* **What to work on**
Set down each record below precisely, skipping the pictures.

──────── Record extracts

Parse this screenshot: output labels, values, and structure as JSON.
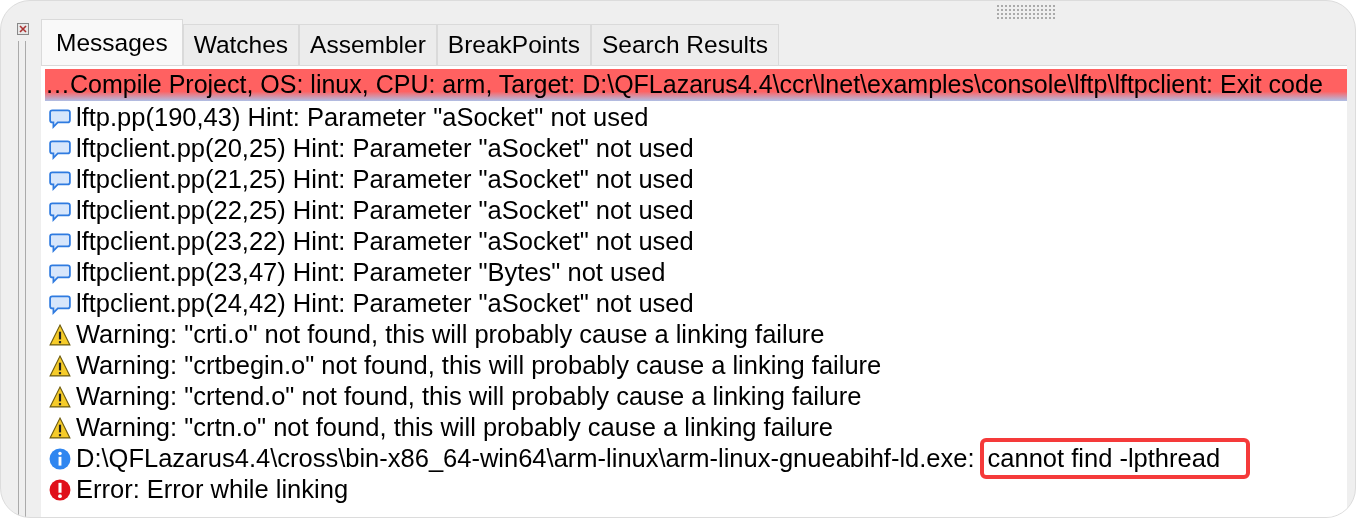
{
  "tabs": [
    {
      "label": "Messages",
      "selected": true
    },
    {
      "label": "Watches",
      "selected": false
    },
    {
      "label": "Assembler",
      "selected": false
    },
    {
      "label": "BreakPoints",
      "selected": false
    },
    {
      "label": "Search Results",
      "selected": false
    }
  ],
  "header": "…Compile Project, OS: linux, CPU: arm, Target: D:\\QFLazarus4.4\\ccr\\lnet\\examples\\console\\lftp\\lftpclient: Exit code",
  "messages": [
    {
      "kind": "hint",
      "text": "lftp.pp(190,43) Hint: Parameter \"aSocket\" not used"
    },
    {
      "kind": "hint",
      "text": "lftpclient.pp(20,25) Hint: Parameter \"aSocket\" not used"
    },
    {
      "kind": "hint",
      "text": "lftpclient.pp(21,25) Hint: Parameter \"aSocket\" not used"
    },
    {
      "kind": "hint",
      "text": "lftpclient.pp(22,25) Hint: Parameter \"aSocket\" not used"
    },
    {
      "kind": "hint",
      "text": "lftpclient.pp(23,22) Hint: Parameter \"aSocket\" not used"
    },
    {
      "kind": "hint",
      "text": "lftpclient.pp(23,47) Hint: Parameter \"Bytes\" not used"
    },
    {
      "kind": "hint",
      "text": "lftpclient.pp(24,42) Hint: Parameter \"aSocket\" not used"
    },
    {
      "kind": "warning",
      "text": "Warning: \"crti.o\" not found, this will probably cause a linking failure"
    },
    {
      "kind": "warning",
      "text": "Warning: \"crtbegin.o\" not found, this will probably cause a linking failure"
    },
    {
      "kind": "warning",
      "text": "Warning: \"crtend.o\" not found, this will probably cause a linking failure"
    },
    {
      "kind": "warning",
      "text": "Warning: \"crtn.o\" not found, this will probably cause a linking failure"
    },
    {
      "kind": "info",
      "text": "D:\\QFLazarus4.4\\cross\\bin-x86_64-win64\\arm-linux\\arm-linux-gnueabihf-ld.exe:",
      "highlight": "cannot find -lpthread"
    },
    {
      "kind": "error",
      "text": "Error: Error while linking"
    }
  ]
}
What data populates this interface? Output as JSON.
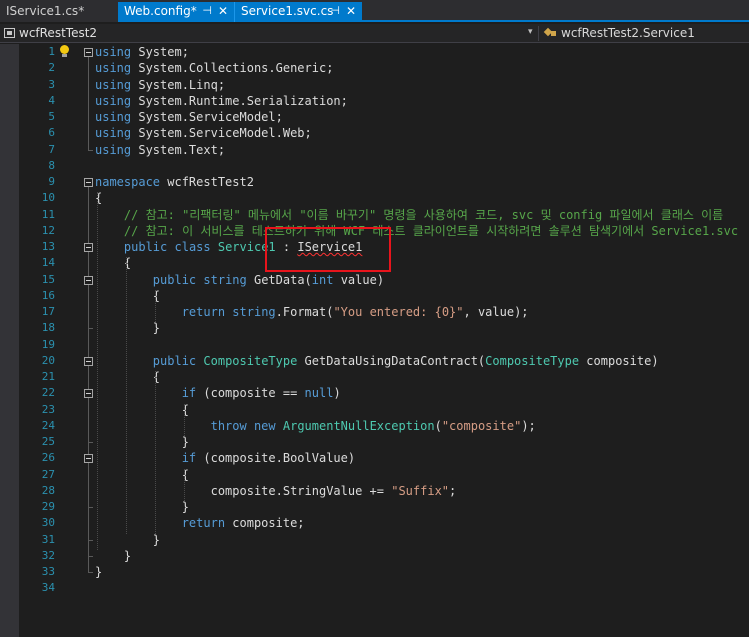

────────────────

* **Response area**
Parse this screenshot: output labels, values, and structure as JSON.
{
  "tabs": [
    {
      "label": "Messages",
      "selected": true
    },
    {
      "label": "Watches",
      "selected": false
    },
    {
      "label": "Assembler",
      "selected": false
    },
    {
      "label": "BreakPoints",
      "selected": false
    },
    {
      "label": "Search Results",
      "selected": false
    }
  ],
  "header": "…Compile Project, OS: linux, CPU: arm, Target: D:\\QFLazarus4.4\\ccr\\lnet\\examples\\console\\lftp\\lftpclient: Exit code",
  "messages": [
    {
      "kind": "hint",
      "text": "lftp.pp(190,43) Hint: Parameter \"aSocket\" not used"
    },
    {
      "kind": "hint",
      "text": "lftpclient.pp(20,25) Hint: Parameter \"aSocket\" not used"
    },
    {
      "kind": "hint",
      "text": "lftpclient.pp(21,25) Hint: Parameter \"aSocket\" not used"
    },
    {
      "kind": "hint",
      "text": "lftpclient.pp(22,25) Hint: Parameter \"aSocket\" not used"
    },
    {
      "kind": "hint",
      "text": "lftpclient.pp(23,22) Hint: Parameter \"aSocket\" not used"
    },
    {
      "kind": "hint",
      "text": "lftpclient.pp(23,47) Hint: Parameter \"Bytes\" not used"
    },
    {
      "kind": "hint",
      "text": "lftpclient.pp(24,42) Hint: Parameter \"aSocket\" not used"
    },
    {
      "kind": "warning",
      "text": "Warning: \"crti.o\" not found, this will probably cause a linking failure"
    },
    {
      "kind": "warning",
      "text": "Warning: \"crtbegin.o\" not found, this will probably cause a linking failure"
    },
    {
      "kind": "warning",
      "text": "Warning: \"crtend.o\" not found, this will probably cause a linking failure"
    },
    {
      "kind": "warning",
      "text": "Warning: \"crtn.o\" not found, this will probably cause a linking failure"
    },
    {
      "kind": "info",
      "text": "D:\\QFLazarus4.4\\cross\\bin-x86_64-win64\\arm-linux\\arm-linux-gnueabihf-ld.exe:",
      "highlight": "cannot find -lpthread"
    },
    {
      "kind": "error",
      "text": "Error: Error while linking"
    }
  ]
}
What data populates this interface? Output as JSON.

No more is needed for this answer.